===== MATERIAL PROVIDED =====

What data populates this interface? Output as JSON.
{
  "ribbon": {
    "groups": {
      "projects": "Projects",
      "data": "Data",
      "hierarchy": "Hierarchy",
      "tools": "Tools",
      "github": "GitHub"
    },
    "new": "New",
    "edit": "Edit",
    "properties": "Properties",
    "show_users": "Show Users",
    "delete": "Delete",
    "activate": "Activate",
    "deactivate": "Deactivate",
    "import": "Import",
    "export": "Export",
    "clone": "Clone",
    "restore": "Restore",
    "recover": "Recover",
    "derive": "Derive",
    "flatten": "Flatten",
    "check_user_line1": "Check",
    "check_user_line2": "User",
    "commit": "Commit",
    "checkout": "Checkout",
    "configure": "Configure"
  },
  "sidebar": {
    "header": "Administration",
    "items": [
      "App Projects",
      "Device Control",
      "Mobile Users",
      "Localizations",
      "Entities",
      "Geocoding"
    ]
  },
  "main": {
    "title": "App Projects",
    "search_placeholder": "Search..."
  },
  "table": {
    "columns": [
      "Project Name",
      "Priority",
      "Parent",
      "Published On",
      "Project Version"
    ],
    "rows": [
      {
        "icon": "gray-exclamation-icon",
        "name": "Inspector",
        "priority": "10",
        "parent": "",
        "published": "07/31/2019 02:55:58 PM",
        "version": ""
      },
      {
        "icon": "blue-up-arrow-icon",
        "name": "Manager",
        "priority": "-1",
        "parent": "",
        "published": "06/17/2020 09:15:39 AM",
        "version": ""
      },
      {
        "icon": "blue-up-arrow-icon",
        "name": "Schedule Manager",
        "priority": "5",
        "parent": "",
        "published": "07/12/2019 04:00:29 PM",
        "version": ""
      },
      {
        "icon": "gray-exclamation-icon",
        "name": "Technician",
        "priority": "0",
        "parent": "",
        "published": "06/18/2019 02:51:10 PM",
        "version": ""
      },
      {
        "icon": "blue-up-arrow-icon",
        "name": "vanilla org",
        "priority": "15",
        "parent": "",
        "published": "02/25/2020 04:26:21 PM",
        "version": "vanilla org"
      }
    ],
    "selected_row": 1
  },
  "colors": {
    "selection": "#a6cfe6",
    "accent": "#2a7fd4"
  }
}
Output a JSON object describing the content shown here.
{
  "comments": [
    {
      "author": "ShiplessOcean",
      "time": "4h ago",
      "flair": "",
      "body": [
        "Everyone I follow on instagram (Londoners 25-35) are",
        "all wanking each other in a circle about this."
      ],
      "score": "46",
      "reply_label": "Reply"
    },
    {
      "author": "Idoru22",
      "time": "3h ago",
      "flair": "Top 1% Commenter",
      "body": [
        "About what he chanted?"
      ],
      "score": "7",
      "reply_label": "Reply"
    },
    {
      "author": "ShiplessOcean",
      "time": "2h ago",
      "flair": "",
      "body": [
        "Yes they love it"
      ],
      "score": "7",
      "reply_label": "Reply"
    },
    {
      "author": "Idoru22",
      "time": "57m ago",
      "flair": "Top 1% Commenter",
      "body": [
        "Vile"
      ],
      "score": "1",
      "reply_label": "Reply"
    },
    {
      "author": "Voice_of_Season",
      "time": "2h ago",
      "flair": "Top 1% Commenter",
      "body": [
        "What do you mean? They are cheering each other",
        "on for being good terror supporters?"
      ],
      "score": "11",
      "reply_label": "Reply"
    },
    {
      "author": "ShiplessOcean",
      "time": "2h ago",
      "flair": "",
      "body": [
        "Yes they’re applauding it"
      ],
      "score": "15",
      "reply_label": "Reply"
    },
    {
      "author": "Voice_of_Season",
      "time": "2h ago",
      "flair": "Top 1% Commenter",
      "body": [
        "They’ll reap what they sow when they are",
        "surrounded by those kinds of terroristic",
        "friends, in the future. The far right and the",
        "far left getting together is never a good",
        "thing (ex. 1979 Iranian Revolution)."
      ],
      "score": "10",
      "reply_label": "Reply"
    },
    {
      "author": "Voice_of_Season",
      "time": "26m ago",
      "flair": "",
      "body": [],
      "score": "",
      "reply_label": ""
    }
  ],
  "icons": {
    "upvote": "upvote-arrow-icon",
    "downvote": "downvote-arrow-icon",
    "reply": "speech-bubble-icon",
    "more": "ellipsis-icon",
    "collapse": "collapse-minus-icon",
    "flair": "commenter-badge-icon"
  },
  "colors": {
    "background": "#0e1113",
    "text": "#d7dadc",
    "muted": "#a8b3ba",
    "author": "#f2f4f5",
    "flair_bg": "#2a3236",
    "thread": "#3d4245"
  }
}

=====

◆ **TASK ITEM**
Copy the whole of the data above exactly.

◆ **FINISHED EXERCISE**
What data populates this interface? Output as JSON.
{
  "ribbon": {
    "groups": {
      "projects": "Projects",
      "data": "Data",
      "hierarchy": "Hierarchy",
      "tools": "Tools",
      "github": "GitHub"
    },
    "new": "New",
    "edit": "Edit",
    "properties": "Properties",
    "show_users": "Show Users",
    "delete": "Delete",
    "activate": "Activate",
    "deactivate": "Deactivate",
    "import": "Import",
    "export": "Export",
    "clone": "Clone",
    "restore": "Restore",
    "recover": "Recover",
    "derive": "Derive",
    "flatten": "Flatten",
    "check_user_line1": "Check",
    "check_user_line2": "User",
    "commit": "Commit",
    "checkout": "Checkout",
    "configure": "Configure"
  },
  "sidebar": {
    "header": "Administration",
    "items": [
      "App Projects",
      "Device Control",
      "Mobile Users",
      "Localizations",
      "Entities",
      "Geocoding"
    ]
  },
  "main": {
    "title": "App Projects",
    "search_placeholder": "Search..."
  },
  "table": {
    "columns": [
      "Project Name",
      "Priority",
      "Parent",
      "Published On",
      "Project Version"
    ],
    "rows": [
      {
        "icon": "gray-exclamation-icon",
        "name": "Inspector",
        "priority": "10",
        "parent": "",
        "published": "07/31/2019 02:55:58 PM",
        "version": ""
      },
      {
        "icon": "blue-up-arrow-icon",
        "name": "Manager",
        "priority": "-1",
        "parent": "",
        "published": "06/17/2020 09:15:39 AM",
        "version": ""
      },
      {
        "icon": "blue-up-arrow-icon",
        "name": "Schedule Manager",
        "priority": "5",
        "parent": "",
        "published": "07/12/2019 04:00:29 PM",
        "version": ""
      },
      {
        "icon": "gray-exclamation-icon",
        "name": "Technician",
        "priority": "0",
        "parent": "",
        "published": "06/18/2019 02:51:10 PM",
        "version": ""
      },
      {
        "icon": "blue-up-arrow-icon",
        "name": "vanilla org",
        "priority": "15",
        "parent": "",
        "published": "02/25/2020 04:26:21 PM",
        "version": "vanilla org"
      }
    ],
    "selected_row": 1
  },
  "colors": {
    "selection": "#a6cfe6",
    "accent": "#2a7fd4"
  }
}
Output a JSON object describing the content shown here.
{
  "comments": [
    {
      "author": "ShiplessOcean",
      "time": "4h ago",
      "flair": "",
      "body": [
        "Everyone I follow on instagram (Londoners 25-35) are",
        "all wanking each other in a circle about this."
      ],
      "score": "46",
      "reply_label": "Reply"
    },
    {
      "author": "Idoru22",
      "time": "3h ago",
      "flair": "Top 1% Commenter",
      "body": [
        "About what he chanted?"
      ],
      "score": "7",
      "reply_label": "Reply"
    },
    {
      "author": "ShiplessOcean",
      "time": "2h ago",
      "flair": "",
      "body": [
        "Yes they love it"
      ],
      "score": "7",
      "reply_label": "Reply"
    },
    {
      "author": "Idoru22",
      "time": "57m ago",
      "flair": "Top 1% Commenter",
      "body": [
        "Vile"
      ],
      "score": "1",
      "reply_label": "Reply"
    },
    {
      "author": "Voice_of_Season",
      "time": "2h ago",
      "flair": "Top 1% Commenter",
      "body": [
        "What do you mean? They are cheering each other",
        "on for being good terror supporters?"
      ],
      "score": "11",
      "reply_label": "Reply"
    },
    {
      "author": "ShiplessOcean",
      "time": "2h ago",
      "flair": "",
      "body": [
        "Yes they’re applauding it"
      ],
      "score": "15",
      "reply_label": "Reply"
    },
    {
      "author": "Voice_of_Season",
      "time": "2h ago",
      "flair": "Top 1% Commenter",
      "body": [
        "They’ll reap what they sow when they are",
        "surrounded by those kinds of terroristic",
        "friends, in the future. The far right and the",
        "far left getting together is never a good",
        "thing (ex. 1979 Iranian Revolution)."
      ],
      "score": "10",
      "reply_label": "Reply"
    },
    {
      "author": "Voice_of_Season",
      "time": "26m ago",
      "flair": "",
      "body": [],
      "score": "",
      "reply_label": ""
    }
  ],
  "icons": {
    "upvote": "upvote-arrow-icon",
    "downvote": "downvote-arrow-icon",
    "reply": "speech-bubble-icon",
    "more": "ellipsis-icon",
    "collapse": "collapse-minus-icon",
    "flair": "commenter-badge-icon"
  },
  "colors": {
    "background": "#0e1113",
    "text": "#d7dadc",
    "muted": "#a8b3ba",
    "author": "#f2f4f5",
    "flair_bg": "#2a3236",
    "thread": "#3d4245"
  }
}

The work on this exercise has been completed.